The Falcon Hypersonic Technology Vehicle-2 was launched Thursday from Vandenberg Air Force Base, Calif., and was supposed to separate from the booster at an altitude of several hundred thousand feet and then autonomously glide at 13,000 mph to a splashdown in a sea range near Kwajalein Atoll, 2,500 miles southwest of Hawaii.
The separation did occur, according to a Defense Advanced Research Projects Agency statement.
A preliminary review indicates the vehicle achieved controlled flight in the atmosphere before telemetry was lost, DARPA spokeswoman Johanna Spangenberg Jones said Monday in an e-mail to The Associated Press.
The loss of signal came nine minutes after liftoff.
Flight telemetry from the Air Force, Navy, Army and U.S. Missile Defense Agency was being analyzed to determine details of what happened, including where it came down.

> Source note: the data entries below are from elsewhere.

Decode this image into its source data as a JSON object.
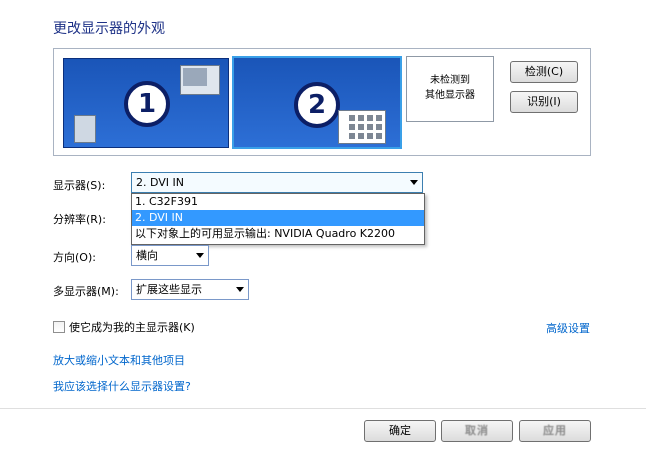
{
  "page": {
    "title": "更改显示器的外观"
  },
  "arrangement": {
    "monitor1": {
      "number": "1"
    },
    "monitor2": {
      "number": "2",
      "selected": true
    },
    "undetected_line1": "未检测到",
    "undetected_line2": "其他显示器",
    "detect_button": "检测(C)",
    "identify_button": "识别(I)"
  },
  "settings": {
    "display_label": "显示器(S):",
    "display_value": "2. DVI IN",
    "display_options": [
      {
        "label": "1. C32F391",
        "selected": false
      },
      {
        "label": "2. DVI IN",
        "selected": true
      },
      {
        "label": "以下对象上的可用显示输出: NVIDIA Quadro K2200",
        "selected": false
      }
    ],
    "resolution_label": "分辨率(R):",
    "orientation_label": "方向(O):",
    "orientation_value": "横向",
    "multi_label": "多显示器(M):",
    "multi_value": "扩展这些显示"
  },
  "main_display_checkbox": {
    "label": "使它成为我的主显示器(K)",
    "checked": false
  },
  "links": {
    "advanced": "高级设置",
    "text_size": "放大或缩小文本和其他项目",
    "which_setting": "我应该选择什么显示器设置?"
  },
  "footer": {
    "ok": "确定",
    "cancel": "取消",
    "apply": "应用"
  },
  "colors": {
    "title": "#1e3287",
    "link": "#0066cc",
    "selection": "#3399ff",
    "monitor": "#2d6fd6"
  },
  "icons": [
    "chevron-down-icon"
  ]
}
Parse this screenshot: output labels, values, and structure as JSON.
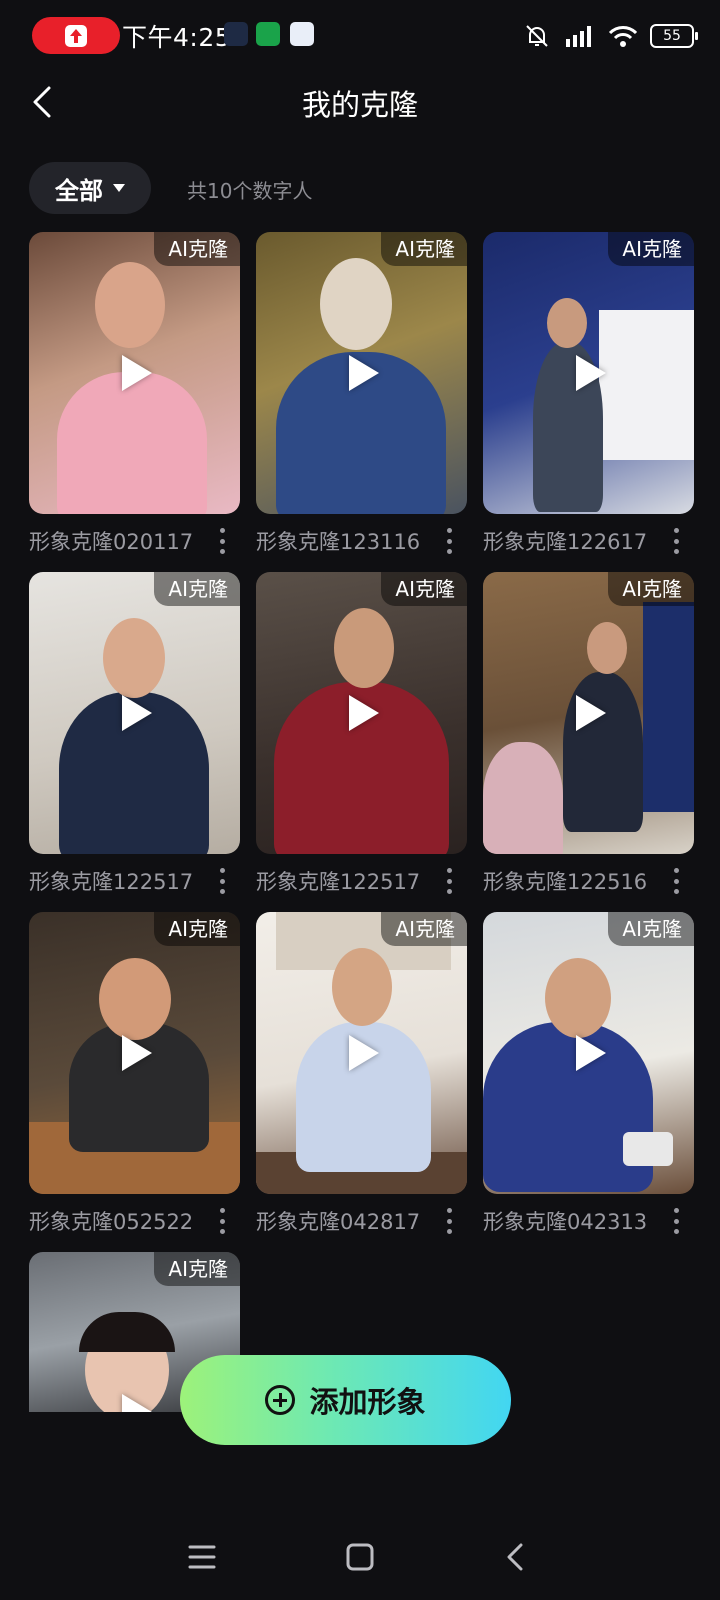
{
  "status_bar": {
    "time": "下午4:25",
    "battery": "55"
  },
  "header": {
    "title": "我的克隆"
  },
  "filter": {
    "selected": "全部",
    "count_text": "共10个数字人"
  },
  "badge_text": "AI克隆",
  "clones": [
    {
      "label": "形象克隆020117"
    },
    {
      "label": "形象克隆123116"
    },
    {
      "label": "形象克隆122617"
    },
    {
      "label": "形象克隆122517"
    },
    {
      "label": "形象克隆122517"
    },
    {
      "label": "形象克隆122516"
    },
    {
      "label": "形象克隆052522"
    },
    {
      "label": "形象克隆042817"
    },
    {
      "label": "形象克隆042313"
    },
    {
      "label": ""
    }
  ],
  "add_button": {
    "label": "添加形象"
  },
  "colors": {
    "accent_start": "#9df27a",
    "accent_end": "#42d6f2",
    "background": "#0f0f12"
  }
}
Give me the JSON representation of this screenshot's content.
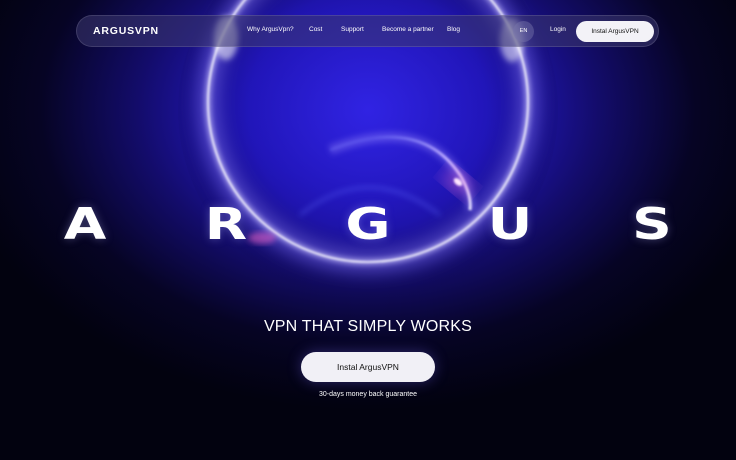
{
  "nav": {
    "logo": "ARGUSVPN",
    "links": [
      {
        "label": "Why ArgusVpn?"
      },
      {
        "label": "Cost"
      },
      {
        "label": "Support"
      },
      {
        "label": "Become a partner"
      },
      {
        "label": "Blog"
      }
    ],
    "language": "EN",
    "login_label": "Login",
    "install_label": "Instal ArgusVPN"
  },
  "hero": {
    "letters": [
      "A",
      "R",
      "G",
      "U",
      "S"
    ],
    "headline": "VPN THAT SIMPLY WORKS",
    "cta_label": "Instal ArgusVPN",
    "guarantee": "30-days money back guarantee"
  },
  "colors": {
    "background": "#02020f",
    "glow_blue": "#2418c8",
    "ring_white": "#ffffff",
    "accent_pink": "#ff7ad6",
    "button_bg": "#f3f2f7"
  }
}
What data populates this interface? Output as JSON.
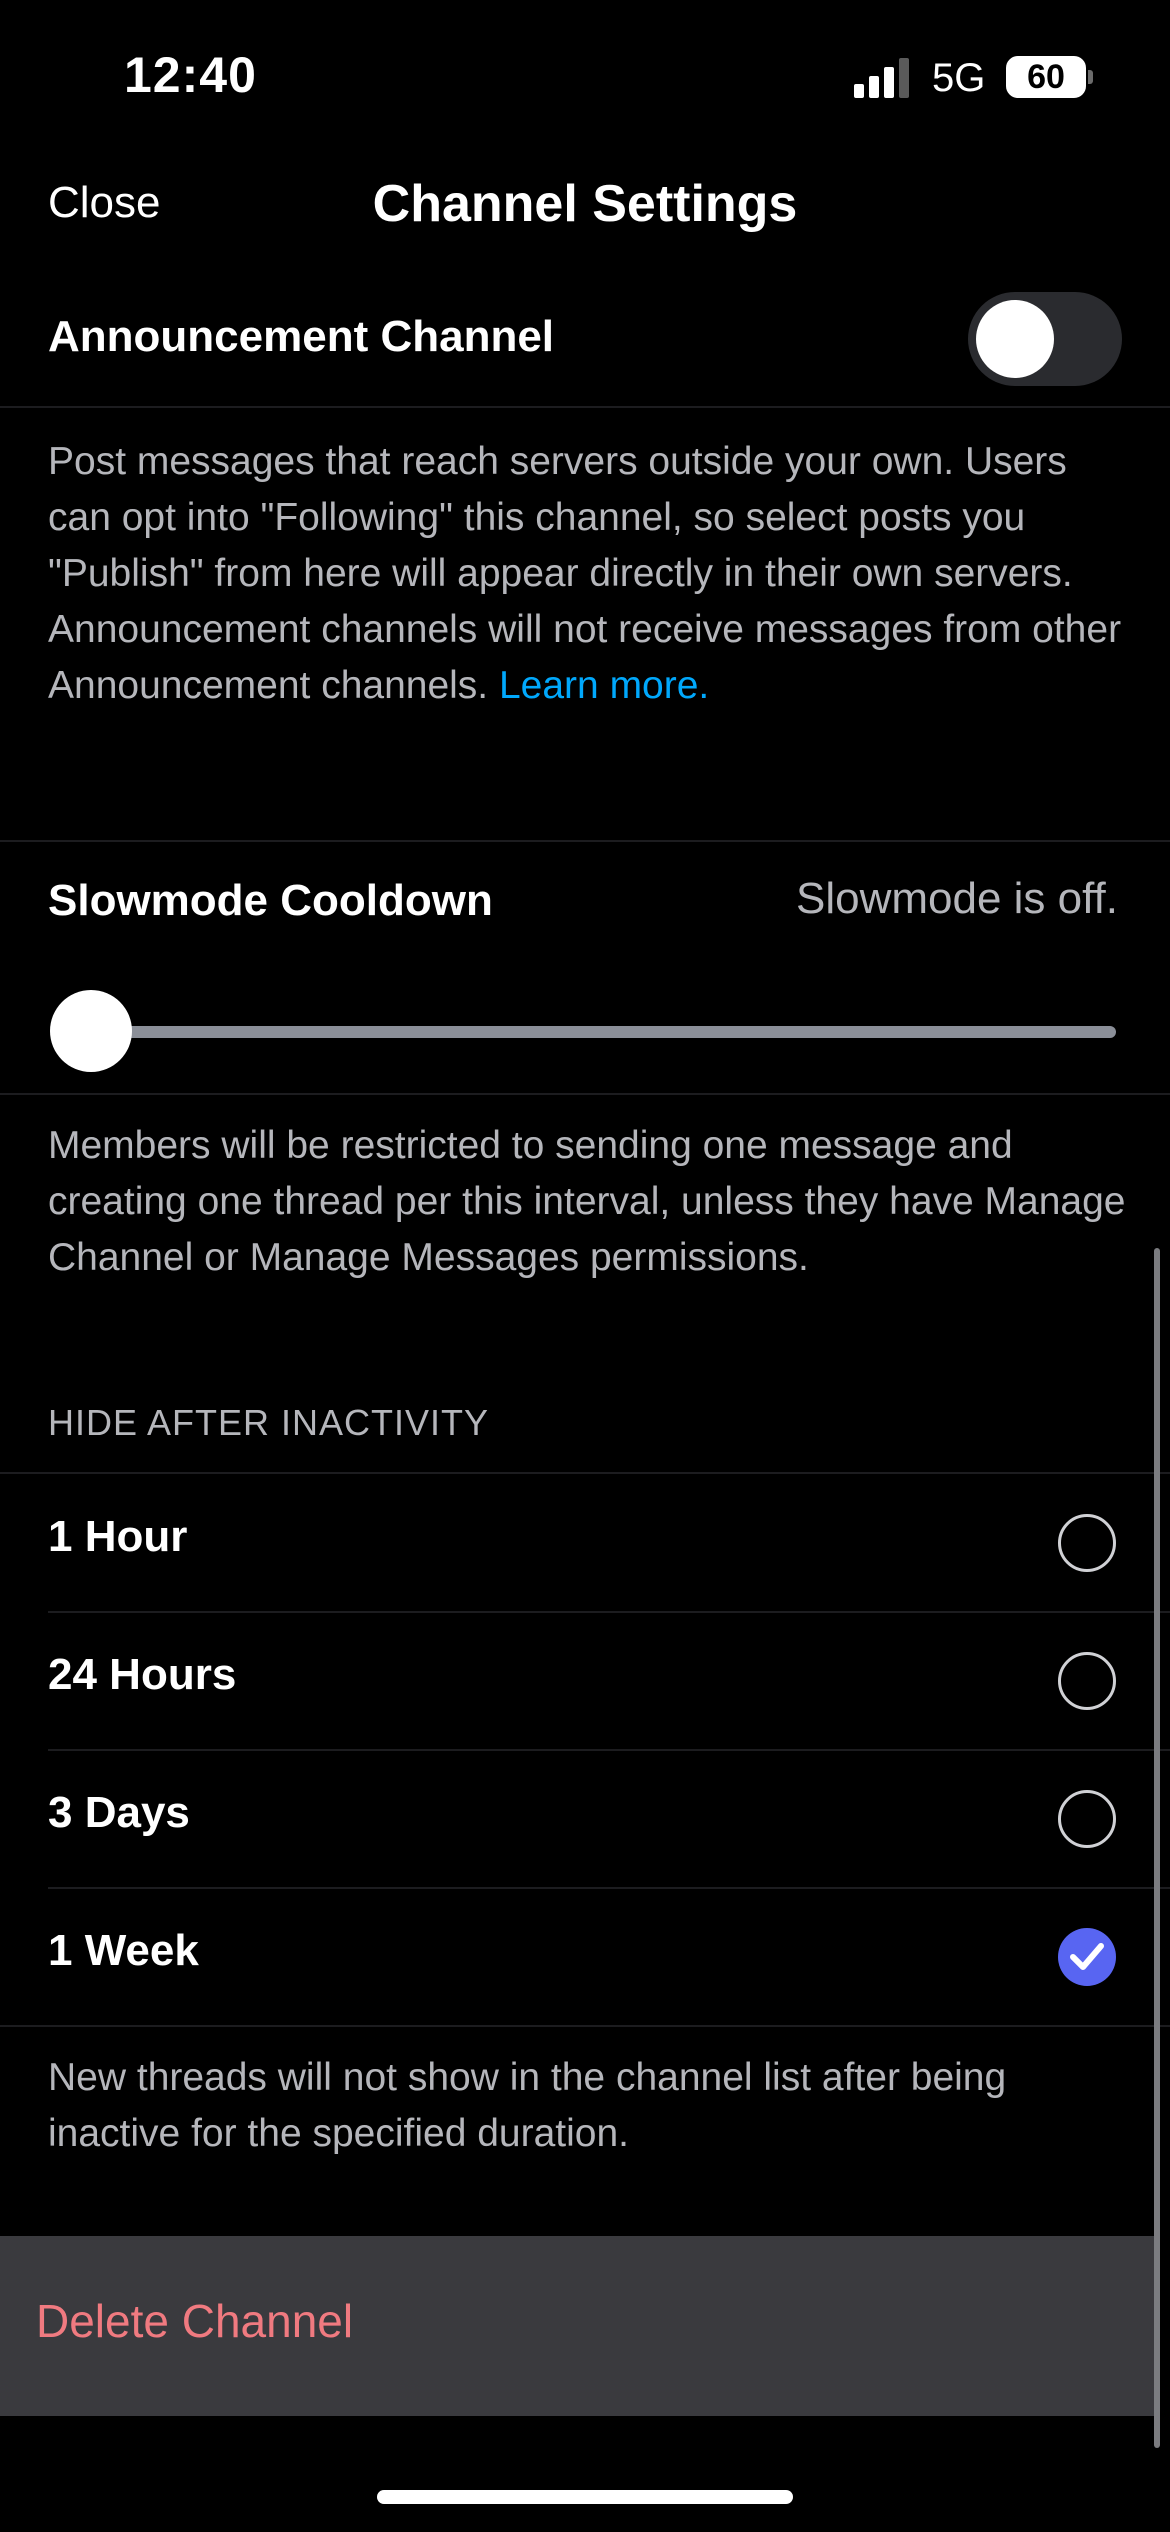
{
  "status_bar": {
    "time": "12:40",
    "network": "5G",
    "battery": "60",
    "battery_level_percent": 60
  },
  "nav": {
    "close_label": "Close",
    "title": "Channel Settings"
  },
  "announcement": {
    "label": "Announcement Channel",
    "toggle_on": false,
    "description": "Post messages that reach servers outside your own. Users can opt into \"Following\" this channel, so select posts you \"Publish\" from here will appear directly in their own servers. Announcement channels will not receive messages from other Announcement channels. ",
    "learn_more": "Learn more."
  },
  "slowmode": {
    "label": "Slowmode Cooldown",
    "status": "Slowmode is off.",
    "slider_value_fraction": 0,
    "description": "Members will be restricted to sending one message and creating one thread per this interval, unless they have Manage Channel or Manage Messages permissions."
  },
  "hide_after_inactivity": {
    "header": "HIDE AFTER INACTIVITY",
    "options": [
      {
        "label": "1 Hour",
        "selected": false
      },
      {
        "label": "24 Hours",
        "selected": false
      },
      {
        "label": "3 Days",
        "selected": false
      },
      {
        "label": "1 Week",
        "selected": true
      }
    ],
    "description": "New threads will not show in the channel list after being inactive for the specified duration."
  },
  "delete": {
    "label": "Delete Channel"
  },
  "colors": {
    "accent": "#5865f2",
    "link": "#00a8fc",
    "danger": "#f07a80",
    "background": "#000000"
  }
}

The flight was intended to test technologies for flight at extremely high speeds. The Lockheed Martin-designed HTV-2 was not intended to be recovered. The test would have ended with it reaching its target in 30 minutes, crashing into the sea and sinking.
Thursday's mission was the first of two planned in the HTV-2 program, which uses Minotaur 4 boosters developed by Orbital Sciences Corp. from decommissioned Peacekeeper intercontinental ballistic missiles.
The U.S. military is trying to develop technology to respond to threats around the globe at speeds of Mach 20 or greater, according to DARPA.